■ Exercise objective
Every line holding the string "called" should be copied out of the listing.
=== Records shown ===
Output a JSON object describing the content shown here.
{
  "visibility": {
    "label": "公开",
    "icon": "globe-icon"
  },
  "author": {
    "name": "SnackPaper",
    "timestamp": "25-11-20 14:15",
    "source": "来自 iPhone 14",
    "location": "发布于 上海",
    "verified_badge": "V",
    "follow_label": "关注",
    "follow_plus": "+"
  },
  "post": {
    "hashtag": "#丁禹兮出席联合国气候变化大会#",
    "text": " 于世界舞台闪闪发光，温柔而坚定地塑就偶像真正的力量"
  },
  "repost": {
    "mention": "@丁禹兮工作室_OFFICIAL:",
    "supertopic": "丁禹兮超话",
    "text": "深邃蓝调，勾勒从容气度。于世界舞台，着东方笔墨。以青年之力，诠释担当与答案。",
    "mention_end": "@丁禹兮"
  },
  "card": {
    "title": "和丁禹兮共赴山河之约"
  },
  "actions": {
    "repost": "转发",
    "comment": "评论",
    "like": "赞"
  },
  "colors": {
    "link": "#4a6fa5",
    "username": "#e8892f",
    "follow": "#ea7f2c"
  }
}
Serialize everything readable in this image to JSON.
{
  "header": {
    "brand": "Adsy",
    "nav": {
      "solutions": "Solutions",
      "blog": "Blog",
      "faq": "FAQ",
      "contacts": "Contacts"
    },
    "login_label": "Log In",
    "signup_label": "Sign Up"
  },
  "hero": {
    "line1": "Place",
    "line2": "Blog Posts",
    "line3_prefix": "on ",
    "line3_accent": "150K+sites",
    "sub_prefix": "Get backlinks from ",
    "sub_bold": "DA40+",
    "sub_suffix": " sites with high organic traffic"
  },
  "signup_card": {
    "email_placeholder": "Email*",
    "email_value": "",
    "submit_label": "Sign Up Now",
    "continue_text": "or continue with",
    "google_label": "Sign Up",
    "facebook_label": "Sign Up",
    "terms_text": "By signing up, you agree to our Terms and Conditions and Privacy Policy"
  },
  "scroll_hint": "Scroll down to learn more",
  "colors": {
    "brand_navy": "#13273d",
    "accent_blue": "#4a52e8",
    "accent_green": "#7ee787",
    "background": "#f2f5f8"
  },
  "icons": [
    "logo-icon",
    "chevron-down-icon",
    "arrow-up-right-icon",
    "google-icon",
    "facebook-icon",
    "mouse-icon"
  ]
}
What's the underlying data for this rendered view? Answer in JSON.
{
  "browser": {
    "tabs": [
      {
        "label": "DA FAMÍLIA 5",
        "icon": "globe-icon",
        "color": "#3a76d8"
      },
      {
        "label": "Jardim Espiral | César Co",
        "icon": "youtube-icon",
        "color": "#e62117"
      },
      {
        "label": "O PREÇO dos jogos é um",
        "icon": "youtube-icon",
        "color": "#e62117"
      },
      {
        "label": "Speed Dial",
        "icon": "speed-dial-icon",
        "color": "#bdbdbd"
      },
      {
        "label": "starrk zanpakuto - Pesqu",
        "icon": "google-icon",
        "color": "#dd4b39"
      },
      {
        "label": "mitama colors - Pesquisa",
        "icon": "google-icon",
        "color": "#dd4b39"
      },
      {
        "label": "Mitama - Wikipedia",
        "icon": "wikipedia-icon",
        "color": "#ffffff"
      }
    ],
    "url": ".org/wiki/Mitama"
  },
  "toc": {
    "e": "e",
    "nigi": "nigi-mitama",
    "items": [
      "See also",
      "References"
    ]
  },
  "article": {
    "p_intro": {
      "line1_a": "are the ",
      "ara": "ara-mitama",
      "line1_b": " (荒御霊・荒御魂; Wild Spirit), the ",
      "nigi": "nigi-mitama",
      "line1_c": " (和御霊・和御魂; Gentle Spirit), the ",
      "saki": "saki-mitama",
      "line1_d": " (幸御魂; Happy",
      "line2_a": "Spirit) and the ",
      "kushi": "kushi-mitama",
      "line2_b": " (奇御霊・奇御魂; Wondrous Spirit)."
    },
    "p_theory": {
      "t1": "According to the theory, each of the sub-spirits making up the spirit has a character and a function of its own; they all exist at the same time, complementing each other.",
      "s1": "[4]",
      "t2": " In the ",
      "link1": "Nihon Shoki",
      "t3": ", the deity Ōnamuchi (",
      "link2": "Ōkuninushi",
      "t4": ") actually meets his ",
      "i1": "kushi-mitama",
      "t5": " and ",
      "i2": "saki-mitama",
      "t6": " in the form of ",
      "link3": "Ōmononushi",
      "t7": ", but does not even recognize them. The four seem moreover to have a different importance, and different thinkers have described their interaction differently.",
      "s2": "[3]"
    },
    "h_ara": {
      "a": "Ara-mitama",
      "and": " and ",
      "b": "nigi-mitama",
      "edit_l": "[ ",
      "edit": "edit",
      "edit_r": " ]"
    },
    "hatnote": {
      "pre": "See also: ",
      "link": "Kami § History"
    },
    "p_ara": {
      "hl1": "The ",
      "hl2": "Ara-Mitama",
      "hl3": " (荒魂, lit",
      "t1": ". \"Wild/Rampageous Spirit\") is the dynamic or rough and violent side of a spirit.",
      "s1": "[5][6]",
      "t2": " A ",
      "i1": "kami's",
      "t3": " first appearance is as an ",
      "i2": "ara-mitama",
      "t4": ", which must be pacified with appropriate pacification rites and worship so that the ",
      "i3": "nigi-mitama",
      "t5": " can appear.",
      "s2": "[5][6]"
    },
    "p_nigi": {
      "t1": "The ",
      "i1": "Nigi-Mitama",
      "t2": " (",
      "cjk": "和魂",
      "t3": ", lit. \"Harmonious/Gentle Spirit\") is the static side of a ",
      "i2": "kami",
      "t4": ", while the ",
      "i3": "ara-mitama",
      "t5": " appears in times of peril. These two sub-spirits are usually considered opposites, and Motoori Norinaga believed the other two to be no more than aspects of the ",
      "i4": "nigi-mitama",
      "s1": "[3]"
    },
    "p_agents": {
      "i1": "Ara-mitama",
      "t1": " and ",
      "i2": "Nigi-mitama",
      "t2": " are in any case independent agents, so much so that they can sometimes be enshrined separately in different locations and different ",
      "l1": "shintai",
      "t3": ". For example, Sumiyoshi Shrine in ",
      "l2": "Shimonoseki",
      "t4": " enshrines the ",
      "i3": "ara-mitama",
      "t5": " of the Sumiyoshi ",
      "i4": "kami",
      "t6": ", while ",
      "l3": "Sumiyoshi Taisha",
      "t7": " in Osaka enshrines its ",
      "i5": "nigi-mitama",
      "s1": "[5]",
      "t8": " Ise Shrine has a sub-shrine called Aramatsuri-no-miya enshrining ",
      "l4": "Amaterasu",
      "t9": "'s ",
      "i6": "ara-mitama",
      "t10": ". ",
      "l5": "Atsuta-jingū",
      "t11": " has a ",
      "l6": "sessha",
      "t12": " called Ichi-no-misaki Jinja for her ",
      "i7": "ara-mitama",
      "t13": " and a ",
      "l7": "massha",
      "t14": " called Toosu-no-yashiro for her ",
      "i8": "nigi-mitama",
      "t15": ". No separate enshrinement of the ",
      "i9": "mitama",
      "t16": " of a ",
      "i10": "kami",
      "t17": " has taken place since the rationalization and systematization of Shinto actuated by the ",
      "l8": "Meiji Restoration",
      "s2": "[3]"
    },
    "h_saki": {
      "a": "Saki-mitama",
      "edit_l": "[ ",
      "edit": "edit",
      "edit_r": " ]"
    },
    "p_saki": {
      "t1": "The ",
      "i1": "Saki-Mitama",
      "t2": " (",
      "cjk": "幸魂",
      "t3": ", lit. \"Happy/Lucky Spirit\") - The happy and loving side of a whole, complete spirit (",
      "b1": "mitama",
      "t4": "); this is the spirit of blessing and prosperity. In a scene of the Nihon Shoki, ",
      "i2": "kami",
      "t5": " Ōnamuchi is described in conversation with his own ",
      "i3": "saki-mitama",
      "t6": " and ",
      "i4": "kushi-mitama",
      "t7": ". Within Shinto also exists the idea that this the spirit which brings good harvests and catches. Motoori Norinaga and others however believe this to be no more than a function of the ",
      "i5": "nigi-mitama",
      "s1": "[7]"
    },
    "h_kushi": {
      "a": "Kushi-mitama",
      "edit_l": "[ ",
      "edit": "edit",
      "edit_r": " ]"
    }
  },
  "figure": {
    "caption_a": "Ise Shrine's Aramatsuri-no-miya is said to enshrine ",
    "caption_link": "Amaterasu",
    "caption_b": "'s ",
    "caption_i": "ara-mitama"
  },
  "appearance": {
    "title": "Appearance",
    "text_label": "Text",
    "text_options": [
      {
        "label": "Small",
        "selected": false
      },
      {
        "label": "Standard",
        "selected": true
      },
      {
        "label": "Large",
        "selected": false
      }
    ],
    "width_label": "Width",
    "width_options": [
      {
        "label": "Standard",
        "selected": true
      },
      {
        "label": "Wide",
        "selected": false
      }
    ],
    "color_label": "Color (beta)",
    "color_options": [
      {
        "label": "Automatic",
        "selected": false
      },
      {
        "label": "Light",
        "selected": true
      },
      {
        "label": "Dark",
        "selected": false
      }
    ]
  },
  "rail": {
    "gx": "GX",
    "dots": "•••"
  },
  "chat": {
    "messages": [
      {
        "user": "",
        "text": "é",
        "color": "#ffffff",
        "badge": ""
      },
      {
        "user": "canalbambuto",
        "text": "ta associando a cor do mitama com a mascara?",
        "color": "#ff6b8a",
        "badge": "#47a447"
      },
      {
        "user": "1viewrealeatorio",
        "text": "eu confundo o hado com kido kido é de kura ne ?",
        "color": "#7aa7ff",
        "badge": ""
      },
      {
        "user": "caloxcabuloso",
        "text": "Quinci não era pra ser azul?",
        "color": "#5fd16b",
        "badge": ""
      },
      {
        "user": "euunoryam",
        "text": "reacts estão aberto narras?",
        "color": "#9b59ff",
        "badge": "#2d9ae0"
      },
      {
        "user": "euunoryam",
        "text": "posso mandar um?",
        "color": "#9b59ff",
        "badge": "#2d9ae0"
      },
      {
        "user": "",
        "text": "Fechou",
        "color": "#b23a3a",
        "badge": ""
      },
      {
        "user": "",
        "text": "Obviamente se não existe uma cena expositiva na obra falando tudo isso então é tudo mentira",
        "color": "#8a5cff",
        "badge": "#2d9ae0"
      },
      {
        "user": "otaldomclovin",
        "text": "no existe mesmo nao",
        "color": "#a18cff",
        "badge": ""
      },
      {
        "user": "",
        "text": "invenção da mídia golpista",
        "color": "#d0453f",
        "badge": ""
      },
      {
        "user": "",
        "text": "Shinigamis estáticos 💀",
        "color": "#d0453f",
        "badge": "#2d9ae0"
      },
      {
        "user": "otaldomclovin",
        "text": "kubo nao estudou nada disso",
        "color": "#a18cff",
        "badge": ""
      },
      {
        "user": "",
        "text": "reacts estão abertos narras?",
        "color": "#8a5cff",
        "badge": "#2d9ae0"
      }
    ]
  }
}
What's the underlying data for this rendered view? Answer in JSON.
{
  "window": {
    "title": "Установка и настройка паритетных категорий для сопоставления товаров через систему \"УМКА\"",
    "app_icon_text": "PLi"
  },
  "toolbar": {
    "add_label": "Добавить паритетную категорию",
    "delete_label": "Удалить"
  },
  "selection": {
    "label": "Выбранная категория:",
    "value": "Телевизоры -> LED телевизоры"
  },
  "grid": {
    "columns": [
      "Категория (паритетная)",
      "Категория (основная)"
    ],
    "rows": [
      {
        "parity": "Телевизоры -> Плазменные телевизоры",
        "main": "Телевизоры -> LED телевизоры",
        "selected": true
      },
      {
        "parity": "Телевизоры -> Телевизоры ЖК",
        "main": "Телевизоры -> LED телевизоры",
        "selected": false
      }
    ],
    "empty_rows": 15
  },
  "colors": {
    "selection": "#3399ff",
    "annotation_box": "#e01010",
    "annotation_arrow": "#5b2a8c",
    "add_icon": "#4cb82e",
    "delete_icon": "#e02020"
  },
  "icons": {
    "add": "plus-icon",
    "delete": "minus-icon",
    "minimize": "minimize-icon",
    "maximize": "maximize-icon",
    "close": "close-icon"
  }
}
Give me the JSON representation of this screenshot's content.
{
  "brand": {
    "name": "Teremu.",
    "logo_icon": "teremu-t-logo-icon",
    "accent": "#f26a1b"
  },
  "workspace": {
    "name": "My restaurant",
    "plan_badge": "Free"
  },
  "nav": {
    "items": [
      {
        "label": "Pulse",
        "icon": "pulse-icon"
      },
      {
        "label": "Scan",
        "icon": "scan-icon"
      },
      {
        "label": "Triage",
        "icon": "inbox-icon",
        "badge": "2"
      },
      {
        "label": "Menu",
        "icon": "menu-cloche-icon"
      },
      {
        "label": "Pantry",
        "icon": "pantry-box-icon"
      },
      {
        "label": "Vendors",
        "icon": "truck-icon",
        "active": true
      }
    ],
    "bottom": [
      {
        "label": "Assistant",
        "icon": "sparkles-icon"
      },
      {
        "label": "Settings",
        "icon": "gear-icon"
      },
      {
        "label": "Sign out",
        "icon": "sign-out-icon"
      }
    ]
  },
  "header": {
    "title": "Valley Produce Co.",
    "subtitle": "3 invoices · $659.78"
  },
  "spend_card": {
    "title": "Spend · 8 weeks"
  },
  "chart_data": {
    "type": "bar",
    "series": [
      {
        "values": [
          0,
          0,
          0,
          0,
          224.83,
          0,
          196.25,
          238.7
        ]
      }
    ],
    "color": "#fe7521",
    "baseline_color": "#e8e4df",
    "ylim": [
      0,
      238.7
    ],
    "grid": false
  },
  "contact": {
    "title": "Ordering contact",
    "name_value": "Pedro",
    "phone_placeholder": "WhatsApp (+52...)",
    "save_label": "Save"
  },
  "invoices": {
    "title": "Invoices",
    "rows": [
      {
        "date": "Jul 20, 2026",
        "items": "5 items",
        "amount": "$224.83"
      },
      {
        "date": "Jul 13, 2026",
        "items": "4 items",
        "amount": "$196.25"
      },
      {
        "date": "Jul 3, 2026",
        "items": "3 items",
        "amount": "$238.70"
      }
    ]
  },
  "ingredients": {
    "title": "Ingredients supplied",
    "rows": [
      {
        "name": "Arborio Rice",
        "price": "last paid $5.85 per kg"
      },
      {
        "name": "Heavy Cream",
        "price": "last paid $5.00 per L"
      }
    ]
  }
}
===
■ Solution to the exercise
      "t8": " Ise Shrine has a sub-shrine called Aramatsuri-no-miya enshrining ",
      "t12": " called Ichi-no-misaki Jinja for her ",
      "t14": " called Toosu-no-yashiro for her ",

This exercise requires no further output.